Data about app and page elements

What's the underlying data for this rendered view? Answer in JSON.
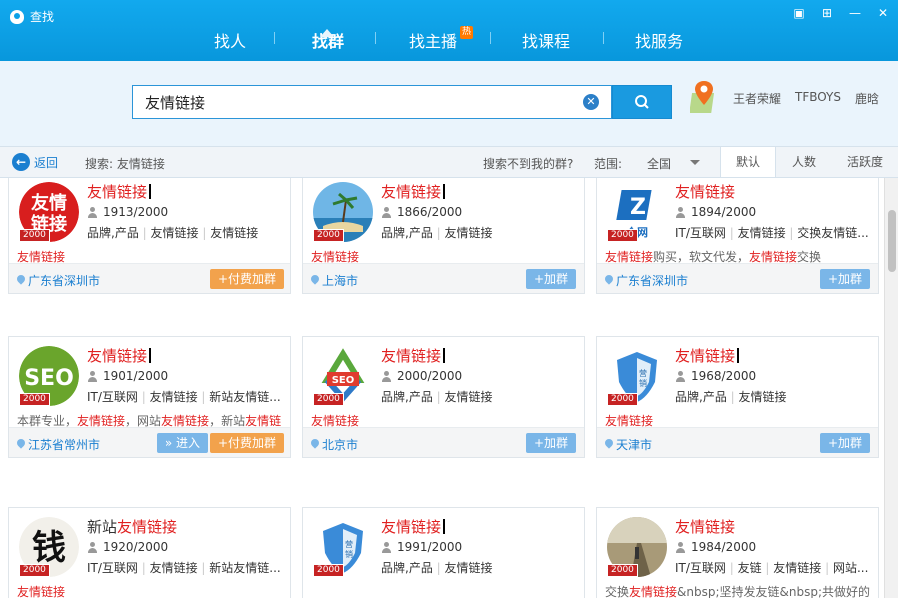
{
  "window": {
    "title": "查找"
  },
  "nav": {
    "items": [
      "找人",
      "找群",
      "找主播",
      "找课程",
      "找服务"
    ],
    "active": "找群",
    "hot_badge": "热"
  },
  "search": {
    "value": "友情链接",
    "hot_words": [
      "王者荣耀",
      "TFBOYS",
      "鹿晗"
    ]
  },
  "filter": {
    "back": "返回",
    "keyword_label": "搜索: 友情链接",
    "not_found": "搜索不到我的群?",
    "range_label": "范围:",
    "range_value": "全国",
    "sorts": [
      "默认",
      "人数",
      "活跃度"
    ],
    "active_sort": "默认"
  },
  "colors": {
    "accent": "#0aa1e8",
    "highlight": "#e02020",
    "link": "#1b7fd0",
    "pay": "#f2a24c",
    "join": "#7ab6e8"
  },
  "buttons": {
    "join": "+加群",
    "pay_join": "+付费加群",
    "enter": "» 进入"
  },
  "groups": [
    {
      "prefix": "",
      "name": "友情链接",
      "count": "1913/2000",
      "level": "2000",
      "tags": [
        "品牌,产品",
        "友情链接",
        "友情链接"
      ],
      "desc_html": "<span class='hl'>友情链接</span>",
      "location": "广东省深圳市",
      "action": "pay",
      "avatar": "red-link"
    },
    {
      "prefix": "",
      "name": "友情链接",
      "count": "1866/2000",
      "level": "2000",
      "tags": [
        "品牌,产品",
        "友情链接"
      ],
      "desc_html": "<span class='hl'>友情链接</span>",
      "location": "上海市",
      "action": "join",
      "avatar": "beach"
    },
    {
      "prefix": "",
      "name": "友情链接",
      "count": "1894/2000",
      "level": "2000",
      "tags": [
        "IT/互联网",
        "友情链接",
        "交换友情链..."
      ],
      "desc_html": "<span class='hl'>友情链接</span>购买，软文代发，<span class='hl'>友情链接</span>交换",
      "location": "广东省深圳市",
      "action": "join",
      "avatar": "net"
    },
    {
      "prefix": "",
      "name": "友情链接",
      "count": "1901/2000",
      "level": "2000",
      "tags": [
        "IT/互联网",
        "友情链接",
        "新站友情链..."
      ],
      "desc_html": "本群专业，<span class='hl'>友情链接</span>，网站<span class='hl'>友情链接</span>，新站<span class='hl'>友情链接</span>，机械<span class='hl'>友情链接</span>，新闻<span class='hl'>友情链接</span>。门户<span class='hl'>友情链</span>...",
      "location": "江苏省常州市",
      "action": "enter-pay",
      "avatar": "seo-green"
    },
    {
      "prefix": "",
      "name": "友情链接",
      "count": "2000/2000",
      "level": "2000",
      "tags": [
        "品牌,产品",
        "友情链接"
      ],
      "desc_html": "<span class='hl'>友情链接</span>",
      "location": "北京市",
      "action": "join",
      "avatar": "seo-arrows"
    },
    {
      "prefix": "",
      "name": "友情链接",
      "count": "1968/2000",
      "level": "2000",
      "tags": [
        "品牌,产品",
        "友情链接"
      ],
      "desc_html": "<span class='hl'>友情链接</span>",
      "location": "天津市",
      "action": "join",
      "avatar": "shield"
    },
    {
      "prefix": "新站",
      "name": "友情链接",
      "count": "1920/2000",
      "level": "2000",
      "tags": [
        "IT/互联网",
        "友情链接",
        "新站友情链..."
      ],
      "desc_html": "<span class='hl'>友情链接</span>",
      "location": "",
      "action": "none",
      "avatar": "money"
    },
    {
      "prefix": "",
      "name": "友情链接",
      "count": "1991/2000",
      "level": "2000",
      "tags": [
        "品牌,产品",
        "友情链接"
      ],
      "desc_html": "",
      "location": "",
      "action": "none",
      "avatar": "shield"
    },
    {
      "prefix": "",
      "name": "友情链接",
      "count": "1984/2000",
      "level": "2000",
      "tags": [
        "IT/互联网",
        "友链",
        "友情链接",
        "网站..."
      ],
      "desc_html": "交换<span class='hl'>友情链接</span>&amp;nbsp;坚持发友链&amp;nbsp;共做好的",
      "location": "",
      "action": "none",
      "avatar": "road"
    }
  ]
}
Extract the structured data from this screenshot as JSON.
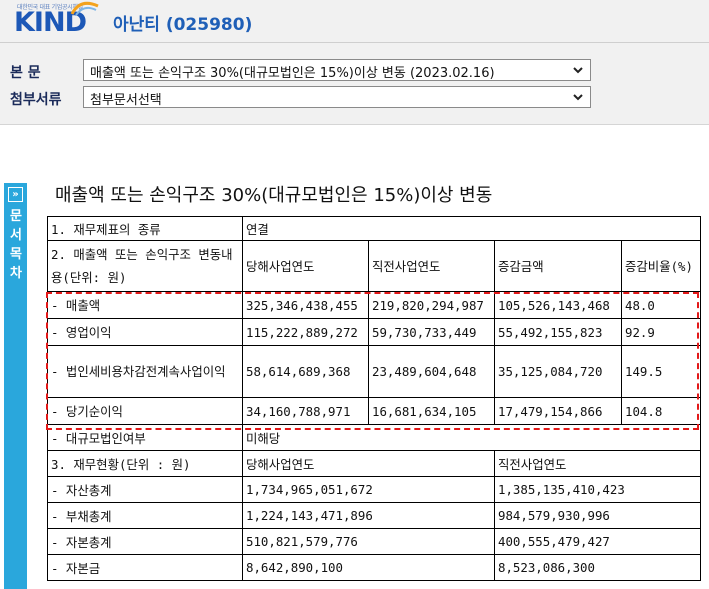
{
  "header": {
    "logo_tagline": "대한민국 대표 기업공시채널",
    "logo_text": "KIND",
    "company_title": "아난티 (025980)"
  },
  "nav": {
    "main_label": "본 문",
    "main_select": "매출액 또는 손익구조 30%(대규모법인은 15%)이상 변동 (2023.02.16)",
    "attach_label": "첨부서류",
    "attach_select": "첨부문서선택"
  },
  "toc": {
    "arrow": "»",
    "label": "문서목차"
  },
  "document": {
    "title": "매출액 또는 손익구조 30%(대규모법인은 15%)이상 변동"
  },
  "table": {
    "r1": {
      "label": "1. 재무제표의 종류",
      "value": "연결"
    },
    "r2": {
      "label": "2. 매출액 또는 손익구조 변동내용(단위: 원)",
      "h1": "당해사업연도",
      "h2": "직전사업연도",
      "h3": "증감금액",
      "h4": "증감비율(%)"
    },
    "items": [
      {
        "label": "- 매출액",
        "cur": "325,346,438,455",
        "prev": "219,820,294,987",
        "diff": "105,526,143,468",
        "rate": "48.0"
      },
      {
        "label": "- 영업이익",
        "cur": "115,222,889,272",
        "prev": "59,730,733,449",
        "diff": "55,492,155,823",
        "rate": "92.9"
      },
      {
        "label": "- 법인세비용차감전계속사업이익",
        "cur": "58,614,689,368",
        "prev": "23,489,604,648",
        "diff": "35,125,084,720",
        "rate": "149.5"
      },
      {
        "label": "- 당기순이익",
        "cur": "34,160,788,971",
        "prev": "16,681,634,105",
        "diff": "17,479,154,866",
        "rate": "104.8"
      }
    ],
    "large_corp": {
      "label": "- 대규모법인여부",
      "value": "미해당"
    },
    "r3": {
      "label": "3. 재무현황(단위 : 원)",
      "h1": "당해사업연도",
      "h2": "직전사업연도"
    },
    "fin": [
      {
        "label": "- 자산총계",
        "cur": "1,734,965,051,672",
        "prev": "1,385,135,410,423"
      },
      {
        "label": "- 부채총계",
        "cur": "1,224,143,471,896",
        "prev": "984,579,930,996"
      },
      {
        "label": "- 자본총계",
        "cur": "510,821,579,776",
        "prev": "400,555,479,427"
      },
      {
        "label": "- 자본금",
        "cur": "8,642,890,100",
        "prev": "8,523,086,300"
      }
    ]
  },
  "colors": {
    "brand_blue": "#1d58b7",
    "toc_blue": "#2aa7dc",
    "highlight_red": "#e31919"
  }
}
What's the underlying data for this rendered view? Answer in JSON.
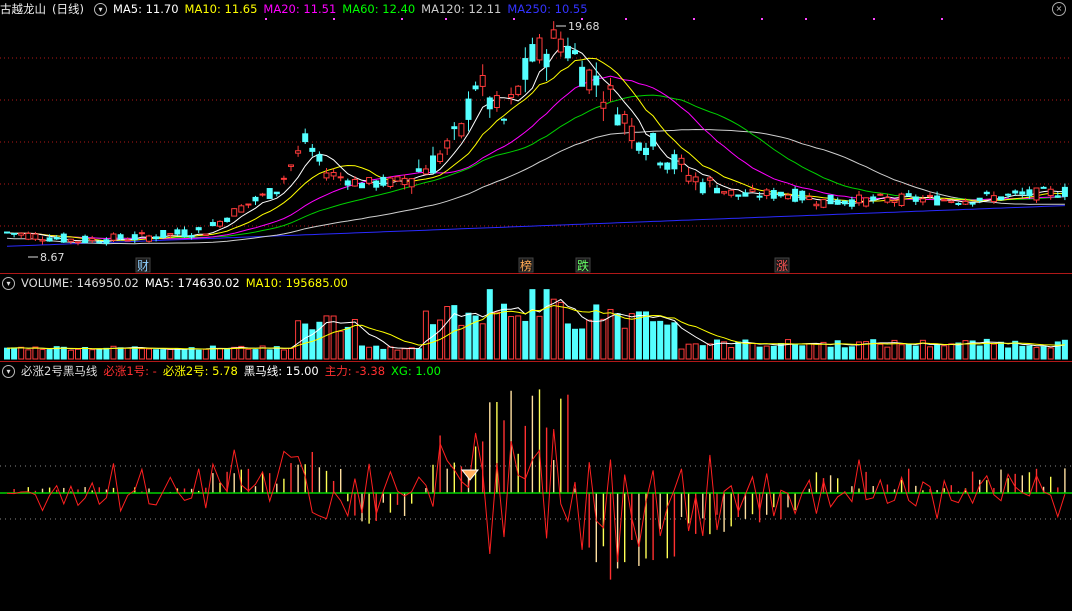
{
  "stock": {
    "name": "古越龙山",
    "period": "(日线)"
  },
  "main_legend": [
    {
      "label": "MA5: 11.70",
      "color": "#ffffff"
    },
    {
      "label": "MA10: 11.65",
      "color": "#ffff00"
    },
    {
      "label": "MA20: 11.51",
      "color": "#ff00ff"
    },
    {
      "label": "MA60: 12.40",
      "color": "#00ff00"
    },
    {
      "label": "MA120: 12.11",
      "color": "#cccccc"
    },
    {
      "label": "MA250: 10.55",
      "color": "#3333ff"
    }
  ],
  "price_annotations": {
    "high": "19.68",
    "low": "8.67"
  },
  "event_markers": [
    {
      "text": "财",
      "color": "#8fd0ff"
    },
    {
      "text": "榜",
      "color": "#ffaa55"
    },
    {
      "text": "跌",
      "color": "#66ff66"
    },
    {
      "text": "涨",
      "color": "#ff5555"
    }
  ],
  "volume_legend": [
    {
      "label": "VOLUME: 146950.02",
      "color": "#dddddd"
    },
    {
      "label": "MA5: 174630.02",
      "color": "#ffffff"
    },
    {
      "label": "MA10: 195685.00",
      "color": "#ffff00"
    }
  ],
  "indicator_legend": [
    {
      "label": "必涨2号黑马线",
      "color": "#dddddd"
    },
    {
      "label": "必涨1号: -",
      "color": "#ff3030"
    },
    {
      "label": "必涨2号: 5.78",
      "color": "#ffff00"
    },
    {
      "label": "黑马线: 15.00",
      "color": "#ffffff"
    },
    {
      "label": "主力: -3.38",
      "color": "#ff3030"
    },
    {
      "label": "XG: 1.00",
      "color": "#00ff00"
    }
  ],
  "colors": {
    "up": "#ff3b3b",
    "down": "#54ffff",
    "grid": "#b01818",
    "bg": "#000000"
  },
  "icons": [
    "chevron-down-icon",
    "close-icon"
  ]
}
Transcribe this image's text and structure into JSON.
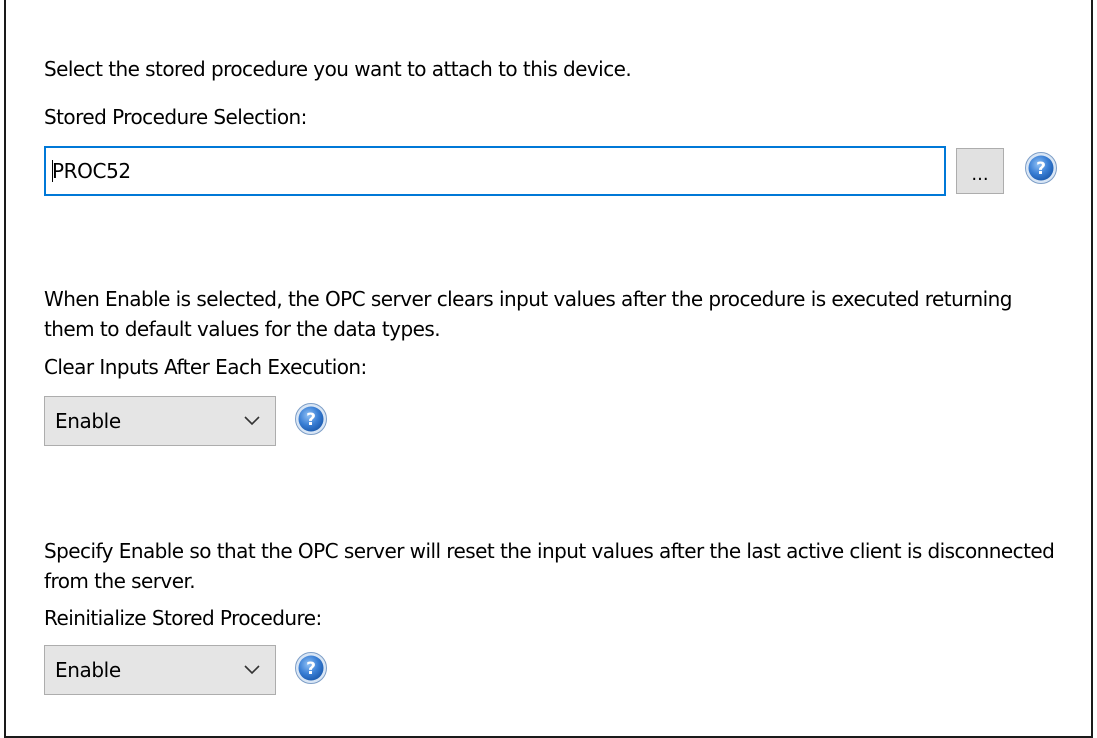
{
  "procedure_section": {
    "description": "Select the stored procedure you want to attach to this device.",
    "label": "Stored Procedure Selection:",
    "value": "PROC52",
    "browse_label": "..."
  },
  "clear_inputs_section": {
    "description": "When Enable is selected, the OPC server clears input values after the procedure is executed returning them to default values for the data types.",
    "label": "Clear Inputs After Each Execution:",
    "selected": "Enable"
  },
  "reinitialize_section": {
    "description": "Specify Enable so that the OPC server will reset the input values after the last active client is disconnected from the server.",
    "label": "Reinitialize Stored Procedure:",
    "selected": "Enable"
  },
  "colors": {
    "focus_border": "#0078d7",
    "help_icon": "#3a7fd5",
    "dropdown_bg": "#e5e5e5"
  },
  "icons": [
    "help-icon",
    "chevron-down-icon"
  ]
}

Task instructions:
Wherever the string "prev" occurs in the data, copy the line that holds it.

Answer box:
        "prev": "219,820,294,987",
        "prev": "59,730,733,449",
        "prev": "23,489,604,648",
        "prev": "16,681,634,105",
        "prev": "1,385,135,410,423"
        "prev": "984,579,930,996"
        "prev": "400,555,479,427"
        "prev": "8,523,086,300"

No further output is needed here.